Stored data
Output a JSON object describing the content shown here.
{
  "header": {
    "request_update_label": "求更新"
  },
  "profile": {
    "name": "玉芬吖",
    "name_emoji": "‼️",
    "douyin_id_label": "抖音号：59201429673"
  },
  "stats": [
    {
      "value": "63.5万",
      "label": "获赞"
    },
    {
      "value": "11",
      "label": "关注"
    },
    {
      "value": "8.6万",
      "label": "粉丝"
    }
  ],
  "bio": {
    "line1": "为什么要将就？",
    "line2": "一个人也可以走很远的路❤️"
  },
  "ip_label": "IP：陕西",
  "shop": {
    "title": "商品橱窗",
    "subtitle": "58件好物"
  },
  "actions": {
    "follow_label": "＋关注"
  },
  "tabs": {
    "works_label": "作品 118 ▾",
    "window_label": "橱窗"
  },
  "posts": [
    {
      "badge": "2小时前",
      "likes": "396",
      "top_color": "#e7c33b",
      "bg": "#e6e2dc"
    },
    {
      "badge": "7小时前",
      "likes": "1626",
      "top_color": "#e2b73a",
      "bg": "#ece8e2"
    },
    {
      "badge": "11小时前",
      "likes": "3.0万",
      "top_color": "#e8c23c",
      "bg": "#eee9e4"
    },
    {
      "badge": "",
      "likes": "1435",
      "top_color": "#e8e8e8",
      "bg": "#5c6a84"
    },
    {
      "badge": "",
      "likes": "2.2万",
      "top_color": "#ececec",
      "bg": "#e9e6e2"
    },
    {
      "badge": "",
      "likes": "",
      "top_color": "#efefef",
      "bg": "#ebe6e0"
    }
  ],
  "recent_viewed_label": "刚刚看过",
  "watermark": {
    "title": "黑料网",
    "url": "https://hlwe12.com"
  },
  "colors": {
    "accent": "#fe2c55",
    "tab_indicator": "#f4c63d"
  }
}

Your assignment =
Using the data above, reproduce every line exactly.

Finished exercise =
Output a JSON object describing the content shown here.
{
  "header": {
    "request_update_label": "求更新"
  },
  "profile": {
    "name": "玉芬吖",
    "name_emoji": "‼️",
    "douyin_id_label": "抖音号：59201429673"
  },
  "stats": [
    {
      "value": "63.5万",
      "label": "获赞"
    },
    {
      "value": "11",
      "label": "关注"
    },
    {
      "value": "8.6万",
      "label": "粉丝"
    }
  ],
  "bio": {
    "line1": "为什么要将就？",
    "line2": "一个人也可以走很远的路❤️"
  },
  "ip_label": "IP：陕西",
  "shop": {
    "title": "商品橱窗",
    "subtitle": "58件好物"
  },
  "actions": {
    "follow_label": "＋关注"
  },
  "tabs": {
    "works_label": "作品 118 ▾",
    "window_label": "橱窗"
  },
  "posts": [
    {
      "badge": "2小时前",
      "likes": "396",
      "top_color": "#e7c33b",
      "bg": "#e6e2dc"
    },
    {
      "badge": "7小时前",
      "likes": "1626",
      "top_color": "#e2b73a",
      "bg": "#ece8e2"
    },
    {
      "badge": "11小时前",
      "likes": "3.0万",
      "top_color": "#e8c23c",
      "bg": "#eee9e4"
    },
    {
      "badge": "",
      "likes": "1435",
      "top_color": "#e8e8e8",
      "bg": "#5c6a84"
    },
    {
      "badge": "",
      "likes": "2.2万",
      "top_color": "#ececec",
      "bg": "#e9e6e2"
    },
    {
      "badge": "",
      "likes": "",
      "top_color": "#efefef",
      "bg": "#ebe6e0"
    }
  ],
  "recent_viewed_label": "刚刚看过",
  "watermark": {
    "title": "黑料网",
    "url": "https://hlwe12.com"
  },
  "colors": {
    "accent": "#fe2c55",
    "tab_indicator": "#f4c63d"
  }
}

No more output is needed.